PARIS (AFP) - Suicides have fallen globally by more than a third since 1990, according to a far-reaching analysis released on Thursday (Feb 7) that highlighted profound differences in the number of men and women taking their own lives.
The World Health Organisation lists suicide as a critical public health issue and estimates that at least 800,000 people kill themselves every year.
Although reporting of deaths from self-harm varies between nations, data models devised by the team behind the Global Burden of Disease - which tracks all known causes of death by country - show a clear downward trend in global suicide rates.
In results published in the BMJ journal, the study estimated that 817,000 people killed themselves in 2016 - a slight increase of 6.7 per cent since 1990.
However, as the global population has boomed over the last three decades, the team found that the rate of suicide adjusted for age and population size fell from 16.6 to 11.2 deaths per 100,000 people - a plunge of 32.7 per cent.
"Suicide is considered a preventable cause of death and this study shows that we should continue in our efforts towards suicide prevention," said Ms Heather Orpana, research scientist with the Public Health Agency of Canada and a collaborator on the study.
"With further efforts we could take further reductions in suicide mortality."

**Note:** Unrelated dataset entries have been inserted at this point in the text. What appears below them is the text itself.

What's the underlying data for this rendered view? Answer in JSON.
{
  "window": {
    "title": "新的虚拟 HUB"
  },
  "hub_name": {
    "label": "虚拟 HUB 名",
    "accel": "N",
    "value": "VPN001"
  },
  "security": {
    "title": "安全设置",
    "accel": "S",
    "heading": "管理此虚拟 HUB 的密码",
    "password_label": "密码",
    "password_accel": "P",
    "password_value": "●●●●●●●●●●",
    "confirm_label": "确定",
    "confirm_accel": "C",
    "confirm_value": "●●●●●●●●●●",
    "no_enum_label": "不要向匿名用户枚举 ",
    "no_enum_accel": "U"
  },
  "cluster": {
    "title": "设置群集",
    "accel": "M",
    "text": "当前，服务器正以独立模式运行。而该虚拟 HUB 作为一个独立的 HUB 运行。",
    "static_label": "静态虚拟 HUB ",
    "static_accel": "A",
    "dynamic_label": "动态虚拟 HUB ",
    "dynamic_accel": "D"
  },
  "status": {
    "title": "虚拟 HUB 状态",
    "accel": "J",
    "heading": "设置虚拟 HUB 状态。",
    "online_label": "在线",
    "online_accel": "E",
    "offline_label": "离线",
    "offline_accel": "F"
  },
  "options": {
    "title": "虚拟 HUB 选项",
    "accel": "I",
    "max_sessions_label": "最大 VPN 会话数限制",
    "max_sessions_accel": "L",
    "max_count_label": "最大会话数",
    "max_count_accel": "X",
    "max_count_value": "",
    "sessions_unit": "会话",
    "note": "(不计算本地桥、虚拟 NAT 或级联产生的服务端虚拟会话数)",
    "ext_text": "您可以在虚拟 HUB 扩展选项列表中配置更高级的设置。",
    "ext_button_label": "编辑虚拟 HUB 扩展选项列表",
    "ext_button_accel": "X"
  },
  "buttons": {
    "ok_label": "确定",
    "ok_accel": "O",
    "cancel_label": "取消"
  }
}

The Global Burden of Disease analysis, conducted each year by the Institute for Health and Metrics Evaluation, a think tank partly funded by the Bill and Melinda Gates Foundation, estimates mortality by cause, location, age and gender extrapolated from hundreds of data sources.
While welcoming the overall downwards trend, the team behind Thursday's paper warned that in several regions of the world, suicide was still among the leading causes of years of lives lost.
In 2016, 34.6 million years of life were lost globally from suicide - that is, the age when suicide deaths occur compared with average life expectancy in a given region or nation.
In addition, men were still more likely to kill themselves than women in all regions and age groups, apart from 15- to 19-year-olds, though the analysis did not speculate why.
"Mortality rates were generally higher for men but there was considerable variability between men and women depending on the age, and even the country," Ms Orpana told AFP.
Globally, men hugely outpaced women for suicides, suffering 15.6 deaths per 100,000 compared with 7.0 for women.
The study found that the overall global mortality rate, including all causes of deaths, had fallen by more than 30 per cent since 1990, something often attributed to having fewer people living in absolute poverty and better access to healthcare.
Ms Orpana said the fact that both suicide deaths and overall mortality fell in close proximity suggested that suicide might be better tackled if treated as just another illness.
"Sometimes we might look at suicide as a different kind of health outcome than, say, cardiovascular disease or cancer, which are considered more traditional," she said.
"But what the similar rate (fall) may be telling us is that suicide may be similar to other health outcomes and in some ways may be driven by similar factors."
The WHO has targeted a 10 per cent cut in global suicide rates by 2020.
But the study authors highlighted huge variations in suicide trends on a country-by-country basis.
In China, the average rate of suicide deaths fell 64.1 per cent since 1990, but in places such as Zimbabwe, the rate had almost doubled in the same timespan.
"We are seeing what is an important reduction in global suicide mortality. But those reductions have not been consistent across regions, countries, sex or ages," said Ms Orpana.